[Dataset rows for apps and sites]
========
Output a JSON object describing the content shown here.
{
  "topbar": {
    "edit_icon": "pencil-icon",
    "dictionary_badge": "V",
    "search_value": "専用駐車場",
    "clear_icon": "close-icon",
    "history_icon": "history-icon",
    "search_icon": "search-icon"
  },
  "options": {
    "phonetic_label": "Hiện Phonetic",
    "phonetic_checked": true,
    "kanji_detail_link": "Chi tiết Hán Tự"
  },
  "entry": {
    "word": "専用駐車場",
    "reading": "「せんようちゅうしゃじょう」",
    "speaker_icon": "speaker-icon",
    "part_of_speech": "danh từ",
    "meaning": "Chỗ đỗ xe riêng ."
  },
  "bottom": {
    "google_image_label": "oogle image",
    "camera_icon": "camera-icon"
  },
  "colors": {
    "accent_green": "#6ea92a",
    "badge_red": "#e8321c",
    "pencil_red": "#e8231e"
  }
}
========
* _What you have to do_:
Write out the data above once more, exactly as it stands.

* _Result below_:
Output a JSON object describing the content shown here.
{
  "topbar": {
    "edit_icon": "pencil-icon",
    "dictionary_badge": "V",
    "search_value": "専用駐車場",
    "clear_icon": "close-icon",
    "history_icon": "history-icon",
    "search_icon": "search-icon"
  },
  "options": {
    "phonetic_label": "Hiện Phonetic",
    "phonetic_checked": true,
    "kanji_detail_link": "Chi tiết Hán Tự"
  },
  "entry": {
    "word": "専用駐車場",
    "reading": "「せんようちゅうしゃじょう」",
    "speaker_icon": "speaker-icon",
    "part_of_speech": "danh từ",
    "meaning": "Chỗ đỗ xe riêng ."
  },
  "bottom": {
    "google_image_label": "oogle image",
    "camera_icon": "camera-icon"
  },
  "colors": {
    "accent_green": "#6ea92a",
    "badge_red": "#e8321c",
    "pencil_red": "#e8231e"
  }
}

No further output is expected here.